The train driver is reported to have been charged with manslaughter, which appears to be a step up from the original charge of culpable recklessness. He is due to go before the investigative judge today. I don't know whether the concept of sub judice exists in Spain but, even if it does, I imagine we'll all know by this evening what has been said to and by him.
A Spanish reader has commented: "Indeed it will be difficult to know the whole truth about what happened, as on other occasions. The official version is likely to be adapted to economic interests. In the interests of Brand Spain and the sale of our rail systems abroad, they are interested in attributing the responsibility to human error. Families believe there was a system failure but politicians want everything to stay confusing so that attention is not focused on them and they can escape. And we Spanish . . . Well, we are learning about the ASFA and ERTMS systems and we distrust everyone and
everything. Everyone will believe what suits them.
Another reader advises that it's reported that the black box confirms the train was doing 190kph when it hit the curve. However, I've yet to see any reference to black box data in the Spanish press and I'm sure I'm not the only one who's wondering why it's taking so long. Perhaps we will know by the end of the day as it's hard to believe the judge isn't going to demand it.
As regards the huge contract at stake for the Brazilian high-speed train system, nothing is being said publicly about this but it's reported that senior executives of the Spanish consortium are privately admitting it's been lost to Spain as a result of the accident.
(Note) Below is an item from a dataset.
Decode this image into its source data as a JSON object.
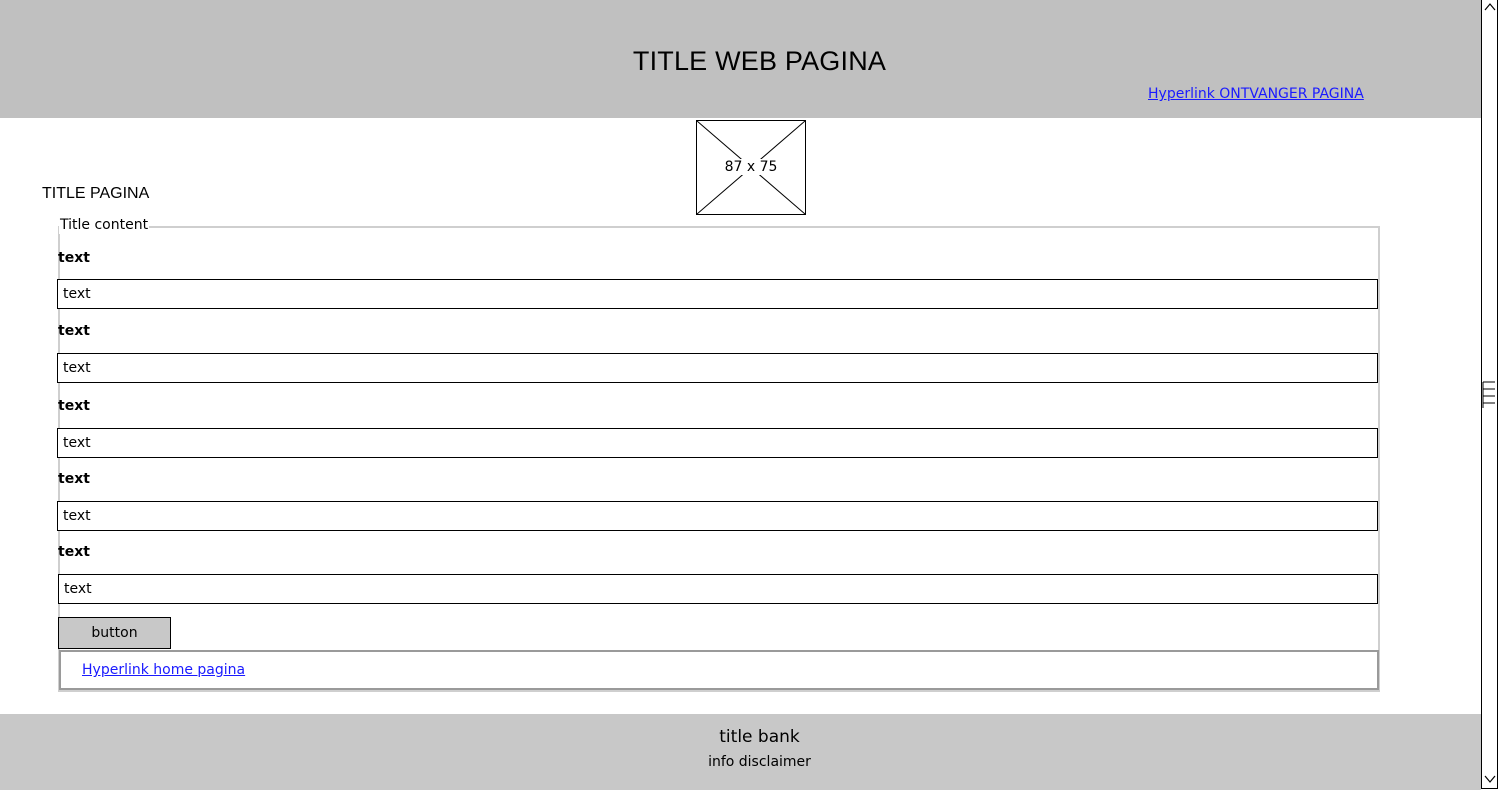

Even though it's arguable that the accident was nothing to do with a high-speed as neither the train nor the track was part of the Spanish AVE system. The problem is that this is a technical argument and one not easily taken on board by the Spanish public. Still less the Brazilian public, I suspect.
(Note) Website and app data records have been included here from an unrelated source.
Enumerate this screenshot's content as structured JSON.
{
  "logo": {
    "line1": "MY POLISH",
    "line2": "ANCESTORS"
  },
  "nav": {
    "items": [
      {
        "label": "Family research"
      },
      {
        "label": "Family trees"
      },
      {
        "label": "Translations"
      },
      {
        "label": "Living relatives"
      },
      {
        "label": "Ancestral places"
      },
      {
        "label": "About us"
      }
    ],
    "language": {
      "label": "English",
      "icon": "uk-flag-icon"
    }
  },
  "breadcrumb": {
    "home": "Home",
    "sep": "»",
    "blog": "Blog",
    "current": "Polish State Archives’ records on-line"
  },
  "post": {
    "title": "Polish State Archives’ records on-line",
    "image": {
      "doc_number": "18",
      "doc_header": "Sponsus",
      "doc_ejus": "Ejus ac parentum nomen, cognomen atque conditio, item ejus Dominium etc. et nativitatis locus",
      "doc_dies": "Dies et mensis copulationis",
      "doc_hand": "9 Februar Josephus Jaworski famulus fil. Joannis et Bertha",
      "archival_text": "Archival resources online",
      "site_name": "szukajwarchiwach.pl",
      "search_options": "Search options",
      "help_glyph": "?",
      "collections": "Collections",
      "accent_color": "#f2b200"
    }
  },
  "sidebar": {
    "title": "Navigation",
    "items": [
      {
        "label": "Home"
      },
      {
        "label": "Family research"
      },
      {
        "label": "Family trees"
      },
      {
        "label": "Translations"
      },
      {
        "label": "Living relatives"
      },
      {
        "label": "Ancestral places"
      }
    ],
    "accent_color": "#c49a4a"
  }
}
Finally . . . There was a interview with a despondent local resident who'd tried to help and had had problems with a policeman. This ended with the man issuing a heartfelt "Joder!", or 'Fuck!'. The English subtitles on British TV had something anodyne like"Dear me."